**WORK ITEM**
These records are to be written out exactly as they read, minus the pictures.

═════ DATASET EXCERPTS ═════

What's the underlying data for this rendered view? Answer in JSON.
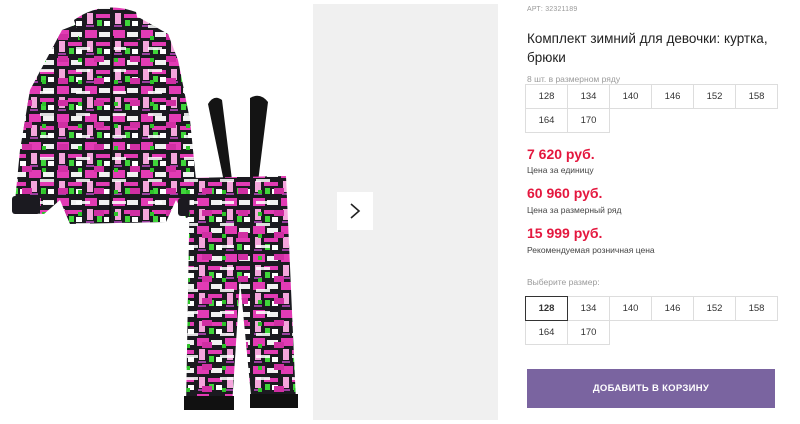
{
  "product": {
    "article": "АРТ: 32321189",
    "title": "Комплект зимний для девочки: куртка, брюки"
  },
  "size_row": {
    "note": "8 шт. в размерном ряду",
    "sizes": [
      "128",
      "134",
      "140",
      "146",
      "152",
      "158",
      "164",
      "170"
    ]
  },
  "prices": {
    "unit_price": "7 620 руб.",
    "unit_label": "Цена за единицу",
    "row_price": "60 960 руб.",
    "row_label": "Цена за размерный ряд",
    "retail_price": "15 999 руб.",
    "retail_label": "Рекомендуемая розничная цена"
  },
  "size_select": {
    "label": "Выберите размер:",
    "selected": "128",
    "options": [
      "128",
      "134",
      "140",
      "146",
      "152",
      "158",
      "164",
      "170"
    ]
  },
  "actions": {
    "add_to_cart": "ДОБАВИТЬ В КОРЗИНУ"
  },
  "colors": {
    "price": "#e4173e",
    "button": "#7a64a0",
    "print_pink": "#e23bb4",
    "print_green": "#3fd63a"
  },
  "icons": {
    "gallery_next": "chevron-right-icon"
  }
}
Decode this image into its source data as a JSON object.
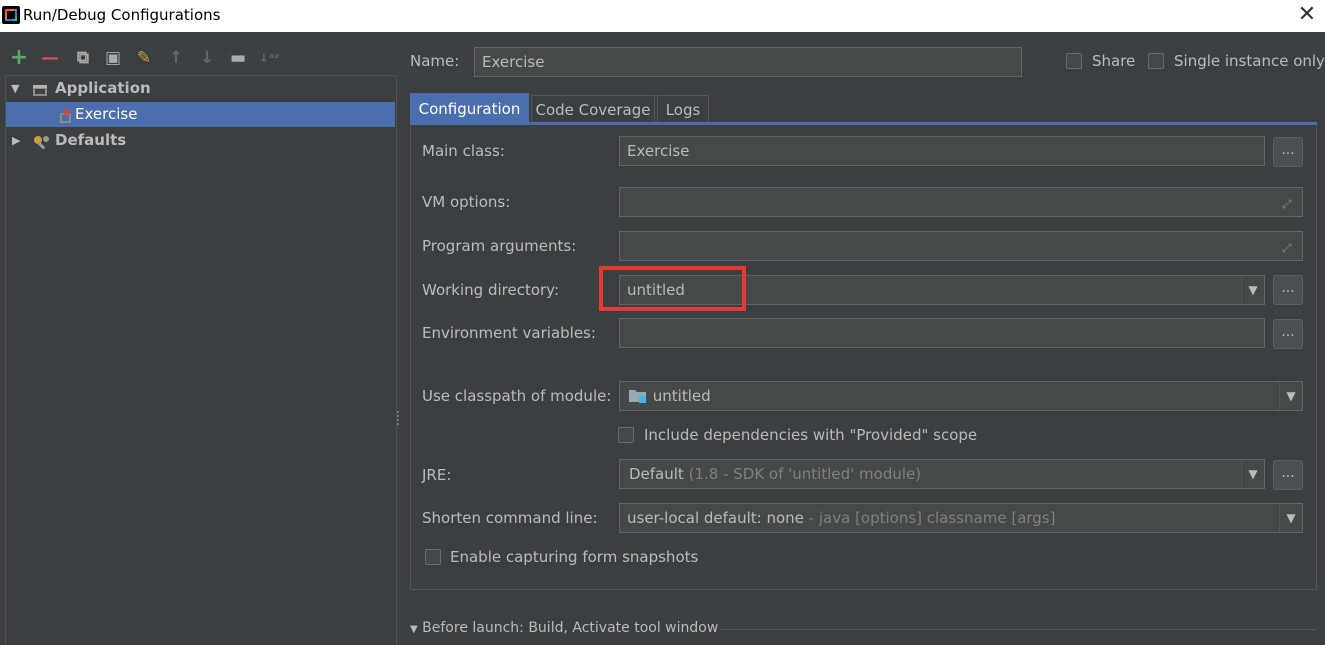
{
  "window": {
    "title": "Run/Debug Configurations",
    "close_glyph": "✕"
  },
  "toolbar": {
    "add": "+",
    "remove": "—",
    "copy": "⧉",
    "save": "▣",
    "edit": "✎",
    "up": "↑",
    "down": "↓",
    "folder": "▬",
    "sort": "↓ᵃᶻ"
  },
  "tree": {
    "expanded_glyph": "▼",
    "collapsed_glyph": "▶",
    "items": [
      {
        "label": "Application",
        "icon": "application-icon",
        "expanded": true
      },
      {
        "label": "Exercise",
        "icon": "run-config-error-icon",
        "selected": true
      },
      {
        "label": "Defaults",
        "icon": "defaults-wrench-icon",
        "expanded": false
      }
    ]
  },
  "header": {
    "name_label": "Name:",
    "name_value": "Exercise",
    "share_label": "Share",
    "single_instance_label": "Single instance only"
  },
  "tabs": [
    {
      "label": "Configuration",
      "active": true
    },
    {
      "label": "Code Coverage",
      "active": false
    },
    {
      "label": "Logs",
      "active": false
    }
  ],
  "form": {
    "main_class_label": "Main class:",
    "main_class_value": "Exercise",
    "vm_options_label": "VM options:",
    "vm_options_value": "",
    "program_args_label": "Program arguments:",
    "program_args_value": "",
    "working_dir_label": "Working directory:",
    "working_dir_value": "untitled",
    "env_vars_label": "Environment variables:",
    "env_vars_value": "",
    "classpath_label": "Use classpath of module:",
    "classpath_value": "untitled",
    "include_deps_label": "Include dependencies with \"Provided\" scope",
    "jre_label": "JRE:",
    "jre_value": "Default",
    "jre_detail": "(1.8 - SDK of 'untitled' module)",
    "shorten_label": "Shorten command line:",
    "shorten_value": "user-local default: none",
    "shorten_detail": "- java [options] classname [args]",
    "snapshots_label": "Enable capturing form snapshots",
    "more_glyph": "...",
    "dropdown_glyph": "▼",
    "expand_glyph": "⤢"
  },
  "before_launch": {
    "arrow": "▼",
    "label": "Before launch: Build, Activate tool window"
  },
  "colors": {
    "background": "#3c3f41",
    "selection": "#4b6eaf",
    "add_green": "#59a869",
    "remove_red": "#e05555",
    "highlight_red": "#e53935"
  }
}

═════

**TASK ANSWER**
What's the underlying data for this rendered view? Answer in JSON.
{
  "product": {
    "article": "АРТ: 32321189",
    "title": "Комплект зимний для девочки: куртка, брюки"
  },
  "size_row": {
    "note": "8 шт. в размерном ряду",
    "sizes": [
      "128",
      "134",
      "140",
      "146",
      "152",
      "158",
      "164",
      "170"
    ]
  },
  "prices": {
    "unit_price": "7 620 руб.",
    "unit_label": "Цена за единицу",
    "row_price": "60 960 руб.",
    "row_label": "Цена за размерный ряд",
    "retail_price": "15 999 руб.",
    "retail_label": "Рекомендуемая розничная цена"
  },
  "size_select": {
    "label": "Выберите размер:",
    "selected": "128",
    "options": [
      "128",
      "134",
      "140",
      "146",
      "152",
      "158",
      "164",
      "170"
    ]
  },
  "actions": {
    "add_to_cart": "ДОБАВИТЬ В КОРЗИНУ"
  },
  "colors": {
    "price": "#e4173e",
    "button": "#7a64a0",
    "print_pink": "#e23bb4",
    "print_green": "#3fd63a"
  },
  "icons": {
    "gallery_next": "chevron-right-icon"
  }
}
Decode this image into its source data as a JSON object.
{
  "window": {
    "title": "Run/Debug Configurations",
    "close_glyph": "✕"
  },
  "toolbar": {
    "add": "+",
    "remove": "—",
    "copy": "⧉",
    "save": "▣",
    "edit": "✎",
    "up": "↑",
    "down": "↓",
    "folder": "▬",
    "sort": "↓ᵃᶻ"
  },
  "tree": {
    "expanded_glyph": "▼",
    "collapsed_glyph": "▶",
    "items": [
      {
        "label": "Application",
        "icon": "application-icon",
        "expanded": true
      },
      {
        "label": "Exercise",
        "icon": "run-config-error-icon",
        "selected": true
      },
      {
        "label": "Defaults",
        "icon": "defaults-wrench-icon",
        "expanded": false
      }
    ]
  },
  "header": {
    "name_label": "Name:",
    "name_value": "Exercise",
    "share_label": "Share",
    "single_instance_label": "Single instance only"
  },
  "tabs": [
    {
      "label": "Configuration",
      "active": true
    },
    {
      "label": "Code Coverage",
      "active": false
    },
    {
      "label": "Logs",
      "active": false
    }
  ],
  "form": {
    "main_class_label": "Main class:",
    "main_class_value": "Exercise",
    "vm_options_label": "VM options:",
    "vm_options_value": "",
    "program_args_label": "Program arguments:",
    "program_args_value": "",
    "working_dir_label": "Working directory:",
    "working_dir_value": "untitled",
    "env_vars_label": "Environment variables:",
    "env_vars_value": "",
    "classpath_label": "Use classpath of module:",
    "classpath_value": "untitled",
    "include_deps_label": "Include dependencies with \"Provided\" scope",
    "jre_label": "JRE:",
    "jre_value": "Default",
    "jre_detail": "(1.8 - SDK of 'untitled' module)",
    "shorten_label": "Shorten command line:",
    "shorten_value": "user-local default: none",
    "shorten_detail": "- java [options] classname [args]",
    "snapshots_label": "Enable capturing form snapshots",
    "more_glyph": "...",
    "dropdown_glyph": "▼",
    "expand_glyph": "⤢"
  },
  "before_launch": {
    "arrow": "▼",
    "label": "Before launch: Build, Activate tool window"
  },
  "colors": {
    "background": "#3c3f41",
    "selection": "#4b6eaf",
    "add_green": "#59a869",
    "remove_red": "#e05555",
    "highlight_red": "#e53935"
  }
}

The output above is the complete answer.